In 2009, the world discovered a new fungal disease, Candida auris. The first case of C. auris in Pakistan was suspected to be in 2008, resulting in a global phenomenon of a highly-infectious and transmissible disease causing antimicrobial resistance. For the past couple of years, IGC has worked with CDC in reducing the burden of Candida auris through different projects in Pakistan. These projects include laboratory personnel training and facilitating workshops and communication for large stakeholders. IGC recognizes the need to expand efforts around mycotic infections, and will continue to support CDC and their initiatives in reducing hospital- based infections.
Training and Facilitation Projects In-Country
Centers for Disease
C. auris Laboratory Training Year 2020

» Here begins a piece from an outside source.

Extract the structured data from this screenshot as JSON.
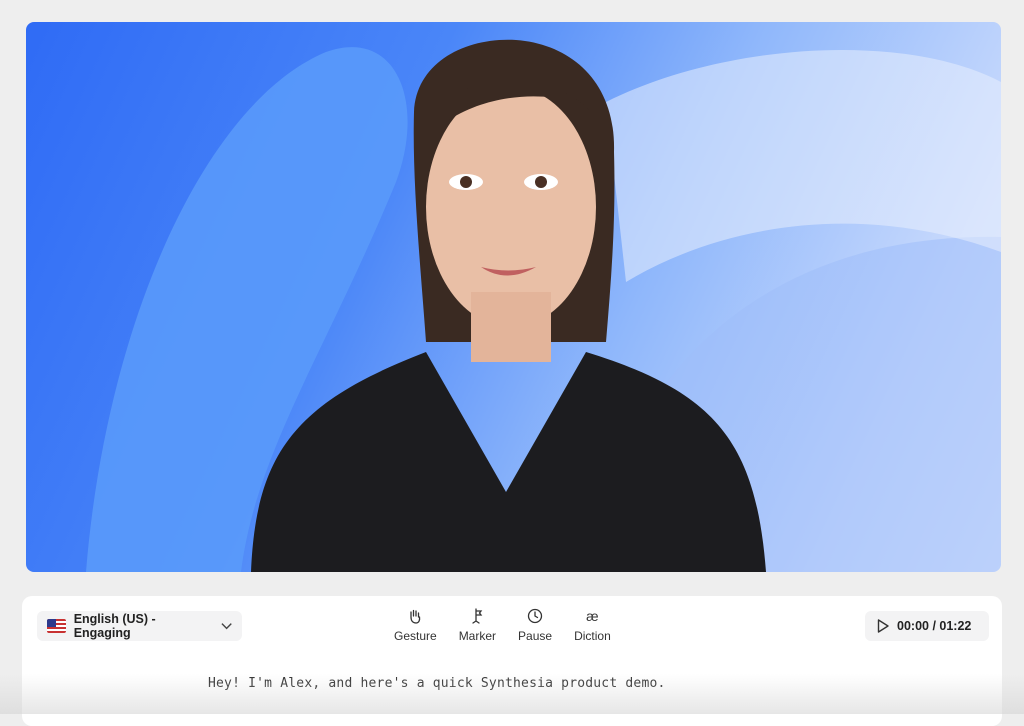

IGC developed a laboratory survey tool to determine whether laboratory facilities in Pakistan have the capacity to detect Candida auris, a newly emerging fungal infection that is spreading rapidly worldwide. IGC piloted surveillance in three initial hospital sites in Islamabad. Integral worked with the CDC to develop standard operating procedures (SOPs) for laboratory diagnosis, surveillance, and reporting. This was a new and unique project that has not been done before and helped shed light on laboratory practices and the burden of disease in hospitals. This also assisted with capacity building to better detect the pathogen.
C. auris Collaboration and
Facilitation Year 2021-2022
In 2021, IGC was awarded a cooperative agreement with CDC to provide logistical support to the National Institute of Health (NIH) in Islamabad. Both IGC and the NIH collaborate to support antimicrobial resistance activities throughout the country. These activities align with CDC’s mycotic goals to continue developing laboratory workforce capacity. IGC has provided assistance to NIH through communication and facilitation measures for laboratory assessments and trainings.